[Items from an interface collection]
⟨

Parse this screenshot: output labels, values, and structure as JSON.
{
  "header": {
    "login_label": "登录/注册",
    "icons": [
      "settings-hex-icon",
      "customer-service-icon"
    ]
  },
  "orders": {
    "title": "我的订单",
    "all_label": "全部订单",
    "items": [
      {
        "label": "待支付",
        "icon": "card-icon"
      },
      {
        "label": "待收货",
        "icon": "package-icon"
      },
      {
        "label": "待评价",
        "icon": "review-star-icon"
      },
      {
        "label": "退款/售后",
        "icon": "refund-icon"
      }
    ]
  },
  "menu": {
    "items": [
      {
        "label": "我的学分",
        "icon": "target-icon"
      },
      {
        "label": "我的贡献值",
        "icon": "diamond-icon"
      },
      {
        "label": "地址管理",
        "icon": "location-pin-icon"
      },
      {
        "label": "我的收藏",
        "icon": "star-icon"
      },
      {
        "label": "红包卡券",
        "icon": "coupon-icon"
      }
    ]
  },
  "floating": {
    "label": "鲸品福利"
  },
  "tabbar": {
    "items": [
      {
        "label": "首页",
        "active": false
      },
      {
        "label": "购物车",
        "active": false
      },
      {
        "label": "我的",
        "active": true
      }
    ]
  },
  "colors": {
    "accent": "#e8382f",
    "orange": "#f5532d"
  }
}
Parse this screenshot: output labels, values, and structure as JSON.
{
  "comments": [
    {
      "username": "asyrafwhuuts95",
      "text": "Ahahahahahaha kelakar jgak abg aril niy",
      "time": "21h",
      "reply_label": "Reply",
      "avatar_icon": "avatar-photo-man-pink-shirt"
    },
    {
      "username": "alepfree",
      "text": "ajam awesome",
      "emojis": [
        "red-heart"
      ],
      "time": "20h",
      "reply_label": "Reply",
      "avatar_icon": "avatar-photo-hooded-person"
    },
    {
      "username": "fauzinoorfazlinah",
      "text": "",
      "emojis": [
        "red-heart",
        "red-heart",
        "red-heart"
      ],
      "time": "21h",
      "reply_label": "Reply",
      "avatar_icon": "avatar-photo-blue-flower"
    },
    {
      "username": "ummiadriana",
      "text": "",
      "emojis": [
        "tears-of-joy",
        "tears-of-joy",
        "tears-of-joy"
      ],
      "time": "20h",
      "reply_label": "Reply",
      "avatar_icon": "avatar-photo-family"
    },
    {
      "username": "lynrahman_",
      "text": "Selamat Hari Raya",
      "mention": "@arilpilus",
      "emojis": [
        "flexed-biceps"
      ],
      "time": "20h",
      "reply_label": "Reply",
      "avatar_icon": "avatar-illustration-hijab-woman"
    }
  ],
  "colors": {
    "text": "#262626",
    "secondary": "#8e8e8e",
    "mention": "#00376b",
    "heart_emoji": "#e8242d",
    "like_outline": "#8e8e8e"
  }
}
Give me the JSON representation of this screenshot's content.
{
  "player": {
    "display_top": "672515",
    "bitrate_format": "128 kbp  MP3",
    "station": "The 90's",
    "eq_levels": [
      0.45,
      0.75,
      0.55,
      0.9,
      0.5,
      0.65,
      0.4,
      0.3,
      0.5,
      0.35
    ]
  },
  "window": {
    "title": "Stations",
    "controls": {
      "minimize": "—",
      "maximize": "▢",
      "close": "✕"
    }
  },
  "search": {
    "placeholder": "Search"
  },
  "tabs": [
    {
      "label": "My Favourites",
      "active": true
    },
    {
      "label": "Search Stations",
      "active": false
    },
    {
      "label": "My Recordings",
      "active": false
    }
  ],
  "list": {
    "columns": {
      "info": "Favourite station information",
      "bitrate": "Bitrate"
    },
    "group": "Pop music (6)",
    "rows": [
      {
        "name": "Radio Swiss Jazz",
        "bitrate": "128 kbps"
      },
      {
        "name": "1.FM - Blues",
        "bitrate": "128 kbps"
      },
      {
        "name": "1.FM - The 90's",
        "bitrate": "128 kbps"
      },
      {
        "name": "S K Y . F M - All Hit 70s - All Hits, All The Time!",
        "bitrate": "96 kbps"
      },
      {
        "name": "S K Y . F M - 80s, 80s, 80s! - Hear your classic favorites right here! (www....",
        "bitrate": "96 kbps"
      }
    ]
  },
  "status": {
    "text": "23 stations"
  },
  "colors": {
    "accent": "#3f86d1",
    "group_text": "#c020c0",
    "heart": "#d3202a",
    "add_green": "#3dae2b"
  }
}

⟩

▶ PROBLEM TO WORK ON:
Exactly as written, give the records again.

▶ SOLUTION FOR THIS TASK:
Parse this screenshot: output labels, values, and structure as JSON.
{
  "header": {
    "login_label": "登录/注册",
    "icons": [
      "settings-hex-icon",
      "customer-service-icon"
    ]
  },
  "orders": {
    "title": "我的订单",
    "all_label": "全部订单",
    "items": [
      {
        "label": "待支付",
        "icon": "card-icon"
      },
      {
        "label": "待收货",
        "icon": "package-icon"
      },
      {
        "label": "待评价",
        "icon": "review-star-icon"
      },
      {
        "label": "退款/售后",
        "icon": "refund-icon"
      }
    ]
  },
  "menu": {
    "items": [
      {
        "label": "我的学分",
        "icon": "target-icon"
      },
      {
        "label": "我的贡献值",
        "icon": "diamond-icon"
      },
      {
        "label": "地址管理",
        "icon": "location-pin-icon"
      },
      {
        "label": "我的收藏",
        "icon": "star-icon"
      },
      {
        "label": "红包卡券",
        "icon": "coupon-icon"
      }
    ]
  },
  "floating": {
    "label": "鲸品福利"
  },
  "tabbar": {
    "items": [
      {
        "label": "首页",
        "active": false
      },
      {
        "label": "购物车",
        "active": false
      },
      {
        "label": "我的",
        "active": true
      }
    ]
  },
  "colors": {
    "accent": "#e8382f",
    "orange": "#f5532d"
  }
}
Parse this screenshot: output labels, values, and structure as JSON.
{
  "comments": [
    {
      "username": "asyrafwhuuts95",
      "text": "Ahahahahahaha kelakar jgak abg aril niy",
      "time": "21h",
      "reply_label": "Reply",
      "avatar_icon": "avatar-photo-man-pink-shirt"
    },
    {
      "username": "alepfree",
      "text": "ajam awesome",
      "emojis": [
        "red-heart"
      ],
      "time": "20h",
      "reply_label": "Reply",
      "avatar_icon": "avatar-photo-hooded-person"
    },
    {
      "username": "fauzinoorfazlinah",
      "text": "",
      "emojis": [
        "red-heart",
        "red-heart",
        "red-heart"
      ],
      "time": "21h",
      "reply_label": "Reply",
      "avatar_icon": "avatar-photo-blue-flower"
    },
    {
      "username": "ummiadriana",
      "text": "",
      "emojis": [
        "tears-of-joy",
        "tears-of-joy",
        "tears-of-joy"
      ],
      "time": "20h",
      "reply_label": "Reply",
      "avatar_icon": "avatar-photo-family"
    },
    {
      "username": "lynrahman_",
      "text": "Selamat Hari Raya",
      "mention": "@arilpilus",
      "emojis": [
        "flexed-biceps"
      ],
      "time": "20h",
      "reply_label": "Reply",
      "avatar_icon": "avatar-illustration-hijab-woman"
    }
  ],
  "colors": {
    "text": "#262626",
    "secondary": "#8e8e8e",
    "mention": "#00376b",
    "heart_emoji": "#e8242d",
    "like_outline": "#8e8e8e"
  }
}
Give me the JSON representation of this screenshot's content.
{
  "player": {
    "display_top": "672515",
    "bitrate_format": "128 kbp  MP3",
    "station": "The 90's",
    "eq_levels": [
      0.45,
      0.75,
      0.55,
      0.9,
      0.5,
      0.65,
      0.4,
      0.3,
      0.5,
      0.35
    ]
  },
  "window": {
    "title": "Stations",
    "controls": {
      "minimize": "—",
      "maximize": "▢",
      "close": "✕"
    }
  },
  "search": {
    "placeholder": "Search"
  },
  "tabs": [
    {
      "label": "My Favourites",
      "active": true
    },
    {
      "label": "Search Stations",
      "active": false
    },
    {
      "label": "My Recordings",
      "active": false
    }
  ],
  "list": {
    "columns": {
      "info": "Favourite station information",
      "bitrate": "Bitrate"
    },
    "group": "Pop music (6)",
    "rows": [
      {
        "name": "Radio Swiss Jazz",
        "bitrate": "128 kbps"
      },
      {
        "name": "1.FM - Blues",
        "bitrate": "128 kbps"
      },
      {
        "name": "1.FM - The 90's",
        "bitrate": "128 kbps"
      },
      {
        "name": "S K Y . F M - All Hit 70s - All Hits, All The Time!",
        "bitrate": "96 kbps"
      },
      {
        "name": "S K Y . F M - 80s, 80s, 80s! - Hear your classic favorites right here! (www....",
        "bitrate": "96 kbps"
      }
    ]
  },
  "status": {
    "text": "23 stations"
  },
  "colors": {
    "accent": "#3f86d1",
    "group_text": "#c020c0",
    "heart": "#d3202a",
    "add_green": "#3dae2b"
  }
}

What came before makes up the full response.